Aetna to Provide Emergency Relief to Members Affected by HIV/AIDS Privacy Breach
PHILADELPHIA (Sept. 29, 2017) – Aetna announced yesterday that it is now offering emergency relief for individuals harmed by Aetna’s mailing in July 2017 that disclosed information about HIV/AIDS medication through a large transparent window on the envelope.
The emergency relief program offers cash reimbursement to individuals who have incurred financial hardship as a result of the breach, for example, because they have been forced to move, or forced to incur other out-of-pocket expenses as a result of others learning that they are taking HIV/AIDS medication. In addition, the emergency relief program offers up to three free counseling sessions to individuals and their family members who request counseling as a result of the breach.
The emergency relief program was developed by Aetna with input from attorneys at the AIDS Law Project of Pennsylvania, the Legal Action Center, and the Philadelphia law firm Berger Montague, who together are prosecuting a class action case related to the privacy breach on behalf of approximately 12,000 affected individuals in the United States. That lawsuit, captioned Beckett v. Aetna, Inc., et al., No. 2:17-cv-03864-JS (E.D. Pa.), was filed on August 28, 2017 in the U.S District Court for the Eastern District of Pennsylvania.
The emergency relief program grew out of the concern that the privacy breach may result in immediate harm to certain individuals that could not wait until the end of the lawsuit. “We view this emergency relief program simply as a way to reach Aetna members who, as a result of the breach, may need immediate crisis counseling or financial relief,” said Ronda B. Goldfein, an attorney and Executive Director of the AIDS Law Project of Pennsylvania. “The establishment of this program is the beginning and not the end of the case we are prosecuting. The program does not involve any legal releases of claims by participants. It is simply a way to address emergency needs of people harmed by the breach.”
Because of the sensitive nature of the program and the fact that affected individuals may not want to deal with Aetna directly, the AIDS Law Project of Pennsylvania and the Legal Action Center have agreed to assist people in submitting requests for emergency relief. The AIDS Law Project of Pennsylvania and the Legal Action Center are nonprofit law firms that represent persons living with HIV/AIDS.
“Since the breach occurred in July 2017, we have heard from hundreds of people who have been harmed,” Goldfein added. “We encourage anyone who received and would like to discuss Aetna’s mailing to contact us, and we can advise them regarding their legal claims.”
“We will continue to vigorously prosecute the class action lawsuit to ensure that the thousands of individuals harmed by this privacy breach receive justice,” said Sally Friedman, Legal Director of the Legal Action Center. “Aetna’s mailing caused serious harm and forever altered class members’ relationships with family, friends, and neighbors.”
New York residents who require emergency relief should contact the Legal Action Center at 212-243-1313 or firstname.lastname@example.org.
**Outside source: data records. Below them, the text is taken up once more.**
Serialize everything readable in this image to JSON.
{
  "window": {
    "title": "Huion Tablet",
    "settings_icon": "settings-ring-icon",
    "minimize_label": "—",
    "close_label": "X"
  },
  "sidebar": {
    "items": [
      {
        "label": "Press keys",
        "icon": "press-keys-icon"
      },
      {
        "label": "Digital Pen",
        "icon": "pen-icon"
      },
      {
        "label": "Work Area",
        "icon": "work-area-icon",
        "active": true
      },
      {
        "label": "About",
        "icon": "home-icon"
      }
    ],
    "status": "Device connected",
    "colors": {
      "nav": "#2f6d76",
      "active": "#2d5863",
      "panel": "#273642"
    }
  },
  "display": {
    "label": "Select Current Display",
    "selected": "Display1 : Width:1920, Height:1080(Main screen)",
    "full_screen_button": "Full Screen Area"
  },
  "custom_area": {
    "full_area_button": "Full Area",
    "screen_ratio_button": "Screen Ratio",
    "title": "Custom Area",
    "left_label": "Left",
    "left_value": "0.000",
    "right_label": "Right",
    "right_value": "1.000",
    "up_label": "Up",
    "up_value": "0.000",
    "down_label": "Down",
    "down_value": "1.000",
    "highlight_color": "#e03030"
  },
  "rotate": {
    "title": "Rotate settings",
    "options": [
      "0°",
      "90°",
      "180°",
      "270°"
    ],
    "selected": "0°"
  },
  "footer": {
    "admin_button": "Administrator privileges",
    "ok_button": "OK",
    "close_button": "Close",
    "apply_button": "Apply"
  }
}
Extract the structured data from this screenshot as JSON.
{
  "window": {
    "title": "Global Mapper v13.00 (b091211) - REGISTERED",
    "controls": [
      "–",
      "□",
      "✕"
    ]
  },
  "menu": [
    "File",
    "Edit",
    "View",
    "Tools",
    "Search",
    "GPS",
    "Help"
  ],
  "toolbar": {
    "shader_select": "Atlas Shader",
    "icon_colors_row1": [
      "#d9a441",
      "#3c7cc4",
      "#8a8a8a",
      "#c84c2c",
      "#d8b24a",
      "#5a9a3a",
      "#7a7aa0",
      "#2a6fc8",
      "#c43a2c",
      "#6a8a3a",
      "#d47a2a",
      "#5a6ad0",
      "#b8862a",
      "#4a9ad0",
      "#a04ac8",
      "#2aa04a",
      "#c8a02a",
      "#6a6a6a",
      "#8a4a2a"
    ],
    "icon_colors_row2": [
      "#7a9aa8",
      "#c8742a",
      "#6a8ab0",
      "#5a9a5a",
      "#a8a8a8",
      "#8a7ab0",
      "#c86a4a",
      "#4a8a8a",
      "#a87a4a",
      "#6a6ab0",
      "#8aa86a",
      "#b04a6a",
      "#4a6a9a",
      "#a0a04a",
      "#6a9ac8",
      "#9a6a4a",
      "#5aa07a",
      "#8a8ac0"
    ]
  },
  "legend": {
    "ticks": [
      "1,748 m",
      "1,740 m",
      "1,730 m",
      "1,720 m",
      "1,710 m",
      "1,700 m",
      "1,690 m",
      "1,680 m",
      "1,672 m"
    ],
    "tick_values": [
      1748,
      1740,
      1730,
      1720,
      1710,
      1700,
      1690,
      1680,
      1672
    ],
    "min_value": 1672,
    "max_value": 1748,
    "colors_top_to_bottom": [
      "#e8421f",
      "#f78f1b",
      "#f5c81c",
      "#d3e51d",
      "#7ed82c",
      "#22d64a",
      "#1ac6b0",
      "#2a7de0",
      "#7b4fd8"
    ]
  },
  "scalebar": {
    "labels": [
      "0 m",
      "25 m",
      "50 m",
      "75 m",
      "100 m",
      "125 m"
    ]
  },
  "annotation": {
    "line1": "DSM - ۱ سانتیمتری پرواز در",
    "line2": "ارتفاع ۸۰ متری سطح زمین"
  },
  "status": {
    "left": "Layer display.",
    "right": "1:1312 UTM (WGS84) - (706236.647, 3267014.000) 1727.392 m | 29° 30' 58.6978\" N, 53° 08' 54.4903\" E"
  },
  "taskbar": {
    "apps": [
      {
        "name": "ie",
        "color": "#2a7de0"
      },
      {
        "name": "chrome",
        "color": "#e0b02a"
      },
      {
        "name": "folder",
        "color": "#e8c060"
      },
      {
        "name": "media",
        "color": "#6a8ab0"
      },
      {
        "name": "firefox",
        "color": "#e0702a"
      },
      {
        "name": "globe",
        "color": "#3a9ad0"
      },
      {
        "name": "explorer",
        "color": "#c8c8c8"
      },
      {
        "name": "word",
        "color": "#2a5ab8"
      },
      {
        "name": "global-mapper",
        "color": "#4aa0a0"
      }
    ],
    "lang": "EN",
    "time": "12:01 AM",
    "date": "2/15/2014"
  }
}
All other affected individuals in the United States should contact the AIDS Law Project of Pennsylvania at 215-587-9377 or email@example.com. Importantly, participants who request and accept the immediate relief will not release any legal claims by doing so.
Founded in 1988, the AIDS Law Project of Pennsylvania (www.aidslawpa.org) is the nation’s only independent nonprofit public-interest law firm providing free legal services to people living with HIV and AIDS and those affected by the epidemic.
Established in 1973, the Legal Action Center (www.lac.org) is the nation’s only nonprofit law and policy organization whose sole mission is to fight discrimination against people with histories of addiction, HIV/AIDS, or criminal records, and to advocate for sound public policies.
Berger Montague (www.bergermontague.com) is a national plaintiffs’ law firm headquartered in Philadelphia with additional offices in Minneapolis and Washington, D.C. The firm has played lead roles in major cases for over 47 years, resulting in recoveries of over $30 billion for its clients and the classes they have represented. Attorneys Shanon Carson, E. Michelle Drake, Sarah R. Schalman-Bergen, and John Albanese are prosecuting the Aetna privacy breach class action case.
Additional information about Aetna’s emergency relief program and the lawsuit is available at www.aidslawpa.org .
Ronda B. Goldfein
AIDS Law Project of Pennsylvania
Legal Action Center